Diverging Fates - Travelling Circus People in Europe under National Socialism

Turcho Chukoev, a Bulgarian Roma circus musician, with family.
Turcho Chukoev, a Bulgarian Roma circus musician, with family. This photo is courtesy of the Ludmila Zhivkova family collection.
Project Partner
Department for Media Studies, University of Stockholm (SE) / Museum Europäischer Kulturen - Staatliche Museen zu Berlin (DE) / Gesellschaft der Circusfreunde e.V. (DE) / Rutgers University (USA) / The International Tracing Service (DE)

This two-year project, with an international team of researchers, examined the under-researched histories and divergent fates of circus owners, families, and performers under National Socialism in a comparative approach on a European level. It documented their lives, the discrimination, persecution and deaths of travelling circus people, and also their survival strategies.

The project's interactive webpage presents the research results and includes images and video clips of testimonies, other life stories and recordings of circus life from the 1930s and 1940s. Students are invited to read the short biographies on European circus people during WWII and to highlight which kind of security strategies minority groups developed to survive. By doing this within a precise chronology, they will have to take into account contexts, geographical area, identities, gender, family structures, life courses.

As mentioned on the website, "Life stories are a strong pedagogical tool to deepen a better understanding of Europe during the 1930’s and 1940’s, and to develop tolerance and empathy among young generation, and offer a new general understanding of marginalized communities’ security strategies."
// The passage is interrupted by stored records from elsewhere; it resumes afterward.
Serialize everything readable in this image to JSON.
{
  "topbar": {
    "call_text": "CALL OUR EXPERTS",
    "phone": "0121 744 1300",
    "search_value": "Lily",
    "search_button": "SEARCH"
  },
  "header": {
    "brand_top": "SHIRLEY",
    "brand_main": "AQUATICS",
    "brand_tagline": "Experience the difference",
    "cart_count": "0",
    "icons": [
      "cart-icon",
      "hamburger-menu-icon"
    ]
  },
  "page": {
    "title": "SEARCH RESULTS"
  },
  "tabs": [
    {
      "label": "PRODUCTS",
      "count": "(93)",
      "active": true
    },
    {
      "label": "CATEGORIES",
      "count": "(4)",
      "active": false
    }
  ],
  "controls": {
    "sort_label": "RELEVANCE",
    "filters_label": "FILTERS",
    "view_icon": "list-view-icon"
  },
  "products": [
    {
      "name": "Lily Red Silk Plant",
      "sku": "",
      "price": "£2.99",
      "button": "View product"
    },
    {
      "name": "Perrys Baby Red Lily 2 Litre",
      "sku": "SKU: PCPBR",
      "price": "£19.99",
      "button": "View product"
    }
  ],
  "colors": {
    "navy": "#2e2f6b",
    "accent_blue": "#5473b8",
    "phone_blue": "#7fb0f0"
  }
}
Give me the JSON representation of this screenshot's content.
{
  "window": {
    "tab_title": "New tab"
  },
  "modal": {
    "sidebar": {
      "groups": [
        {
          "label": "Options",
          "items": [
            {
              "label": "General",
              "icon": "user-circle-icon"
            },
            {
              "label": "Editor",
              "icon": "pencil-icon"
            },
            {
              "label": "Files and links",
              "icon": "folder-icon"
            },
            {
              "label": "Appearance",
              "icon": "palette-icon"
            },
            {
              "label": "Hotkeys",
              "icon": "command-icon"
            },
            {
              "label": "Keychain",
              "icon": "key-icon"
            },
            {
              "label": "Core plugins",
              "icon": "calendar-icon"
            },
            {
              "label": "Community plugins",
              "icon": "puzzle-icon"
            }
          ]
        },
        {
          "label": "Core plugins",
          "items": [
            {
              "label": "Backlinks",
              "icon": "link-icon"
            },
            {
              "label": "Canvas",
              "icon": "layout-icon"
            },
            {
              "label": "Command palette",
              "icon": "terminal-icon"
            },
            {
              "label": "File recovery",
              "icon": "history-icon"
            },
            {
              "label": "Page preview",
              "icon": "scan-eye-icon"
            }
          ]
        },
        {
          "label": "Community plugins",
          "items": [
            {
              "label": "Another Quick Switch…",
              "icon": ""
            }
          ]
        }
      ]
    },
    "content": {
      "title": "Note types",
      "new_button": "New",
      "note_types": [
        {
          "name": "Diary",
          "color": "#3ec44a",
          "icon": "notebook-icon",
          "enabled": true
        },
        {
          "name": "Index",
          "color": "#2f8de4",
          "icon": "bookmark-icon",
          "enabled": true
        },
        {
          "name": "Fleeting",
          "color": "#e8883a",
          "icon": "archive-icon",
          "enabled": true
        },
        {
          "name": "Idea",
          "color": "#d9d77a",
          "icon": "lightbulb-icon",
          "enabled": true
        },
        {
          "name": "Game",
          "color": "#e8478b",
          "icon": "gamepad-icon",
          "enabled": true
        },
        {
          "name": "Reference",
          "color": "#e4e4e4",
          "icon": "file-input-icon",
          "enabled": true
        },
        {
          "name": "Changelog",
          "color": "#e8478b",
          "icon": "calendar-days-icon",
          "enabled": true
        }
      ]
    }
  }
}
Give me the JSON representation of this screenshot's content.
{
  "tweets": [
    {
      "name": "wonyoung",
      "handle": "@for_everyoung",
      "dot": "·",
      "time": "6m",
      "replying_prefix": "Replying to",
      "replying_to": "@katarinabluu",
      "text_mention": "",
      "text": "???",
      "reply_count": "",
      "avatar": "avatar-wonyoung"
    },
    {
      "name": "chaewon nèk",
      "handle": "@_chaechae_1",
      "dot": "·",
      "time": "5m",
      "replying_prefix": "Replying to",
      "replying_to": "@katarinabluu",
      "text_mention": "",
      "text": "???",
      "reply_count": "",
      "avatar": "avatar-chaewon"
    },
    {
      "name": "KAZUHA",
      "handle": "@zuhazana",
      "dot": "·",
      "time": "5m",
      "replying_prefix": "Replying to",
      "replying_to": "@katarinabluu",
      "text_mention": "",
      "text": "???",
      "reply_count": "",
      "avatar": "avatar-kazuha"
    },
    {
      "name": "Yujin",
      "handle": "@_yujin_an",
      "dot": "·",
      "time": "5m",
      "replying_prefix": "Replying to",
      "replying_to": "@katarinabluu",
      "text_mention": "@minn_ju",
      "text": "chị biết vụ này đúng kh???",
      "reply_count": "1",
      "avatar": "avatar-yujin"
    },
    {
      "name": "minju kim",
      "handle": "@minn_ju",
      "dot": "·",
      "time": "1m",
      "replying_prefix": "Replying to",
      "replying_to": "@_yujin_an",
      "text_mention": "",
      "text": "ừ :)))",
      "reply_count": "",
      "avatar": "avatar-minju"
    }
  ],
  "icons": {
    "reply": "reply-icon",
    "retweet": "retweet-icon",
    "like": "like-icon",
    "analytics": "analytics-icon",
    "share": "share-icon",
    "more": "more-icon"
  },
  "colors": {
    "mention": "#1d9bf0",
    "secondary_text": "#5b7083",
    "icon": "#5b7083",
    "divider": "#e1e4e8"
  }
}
Some of the life stories, as discussed on the website, are below:

Brothers Blumenfeld: The Fall of a Jewish Horse Circus Dynasty

The Blumenfeld Brothers Alex [real name Emanuel] (1885-1942), Alfons (1887-1942), and Arthur (1889-1951), as well as their eight further siblings came from a widespread German-Jewish travelling circus family. The three directors played a leading part in the program: Alfons with a liberty horse act, Arthur with two trained bulls, and Alex with a high school dressage on his famous horse “Puppchen” (Little Doll), which danced to operetta melodies.

Paula Busch: The Grande Dame of German Circus as Crisis Manager in Dark Times

As a prominent circus director, tireless crisis manager, and author of numerous novels, stage plays and circus pantomimes, Paula Busch occupies an outstanding place in German circus history. 

James Samuel Wonja Michael: From the Moroccan Tumbling Troupe to the French Foreign Legion

James Michael was born in Berlin in 1916. At the age of twelve, James Michael joined the Moroccan tumbling troupe “10 Abdullah Ben Mohamed Bonamannes”, where he received a training as an ‘Arabic’ acrobat on top of a human pyramid.


In cooperation with the European Circus Association, local circus associations and museums in various countries, the project was presented to a wider public.


Beneficiary countries
United States